After discovery closed, defendants filed a motion for summary judgment. (Doc. 22). On August 5, 2008, the court granted the defendants' motion and closed the case. (See Doc. 33). Plaintiff filed a motion for reconsideration, and when the court denied this motion appealed. (Docs. 34, 35, 40, 41). On July 22, 2010, the Third Circuit Court of Appeals affirmed this court's opinion in part and reversed that opinion in part. (Doc. 43). The Appeals court upheld summary judgment on plaintiff's retaliation claim but reversed this court's opinion on the due process claim. The Appeals Court remanded the case to this court with instructions to reconsider the case in light of Dee v. Borough of Dunmore, 549 F.3d 225 (3d Cir. 2009), which concluded that a protected property interest could exist when a public-employee plaintiff was suspended, and not terminated. The court also directed that this court's "inquiry on remand . . . include an analysis of the factors set forth in Mathews v. Eldridge, 424 U.S. 319, 335 (1976) in the context of the property interest recognized in Dee." Such an "inquiry," the court stressed, "requires a heightened government interest where the government provides process only after deprivation." (Doc. 44 at 4).
After receiving this opinion, the court ordered the parties to file briefs addressing the issues raised by the Third Circuit. Defendants filed a brief as directed. Plaintiff filed a motion for summary judgment, a statement of material facts and a brief in support of that motion.

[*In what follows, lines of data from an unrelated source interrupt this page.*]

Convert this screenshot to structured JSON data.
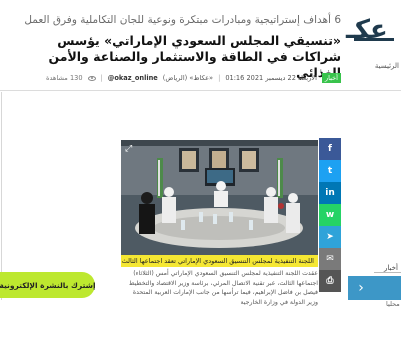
{
  "brand": {
    "logo_text": "عكـ",
    "nav_home": "الرئيسية"
  },
  "article": {
    "kicker": "6 أهداف إستراتيجية ومبادرات مبتكرة ونوعية للجان التكاملية وفرق العمل",
    "headline": "«تنسيقي المجلس السعودي الإماراتي» يؤسس شراكات في الطاقة والاستثمار والصناعة والأمن الغذائي",
    "meta": {
      "tag": "أخبار",
      "date": "الأربعاء 22 ديسمبر 2021 01:16",
      "source": "«عكاظ» (الرياض)",
      "author": "okaz_online@",
      "views": "130 مشاهدة"
    },
    "photo_caption": "اللجنة التنفيذية لمجلس التنسيق السعودي الإماراتي تعقد اجتماعها الثالث. (واس)",
    "body": "عقدت اللجنة التنفيذية لمجلس التنسيق السعودي الإماراتي أمس (الثلاثاء) اجتماعها الثالث، عبر تقنية الاتصال المرئي، برئاسة وزير الاقتصاد والتخطيط فيصل بن فاضل الإبراهيم، فيما ترأسها من جانب الإمارات العربية المتحدة وزير الدولة في وزارة الخارجية"
  },
  "share": {
    "items": [
      {
        "name": "facebook-icon",
        "glyph": "f",
        "color": "#3b5998"
      },
      {
        "name": "twitter-icon",
        "glyph": "t",
        "color": "#1da1f2"
      },
      {
        "name": "linkedin-icon",
        "glyph": "in",
        "color": "#0077b5"
      },
      {
        "name": "whatsapp-icon",
        "glyph": "w",
        "color": "#25d366"
      },
      {
        "name": "telegram-icon",
        "glyph": "➤",
        "color": "#2fa3d9"
      },
      {
        "name": "email-icon",
        "glyph": "✉",
        "color": "#7a7a7a"
      },
      {
        "name": "print-icon",
        "glyph": "⎙",
        "color": "#555555"
      }
    ]
  },
  "newsletter": {
    "label": "إشترك بالنشرة الإلكترونية"
  },
  "sidebar": {
    "label": "أخبار",
    "sub_label": "محليا"
  },
  "promo": {
    "icon": "chevron-right-icon",
    "glyph": "›"
  }
}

The parties then briefed the plaintiff's motion, bringing the case to its present posture.
As this case is brought pursuant to 42 U.S.C. § 1983, the court has jurisdiction pursuant to 28 U.S.C. § 1331 ("The district courts shall have original jurisdiction of all civil actions arising under the Constitution, laws, or treaties of the United States."). We have supplemental ...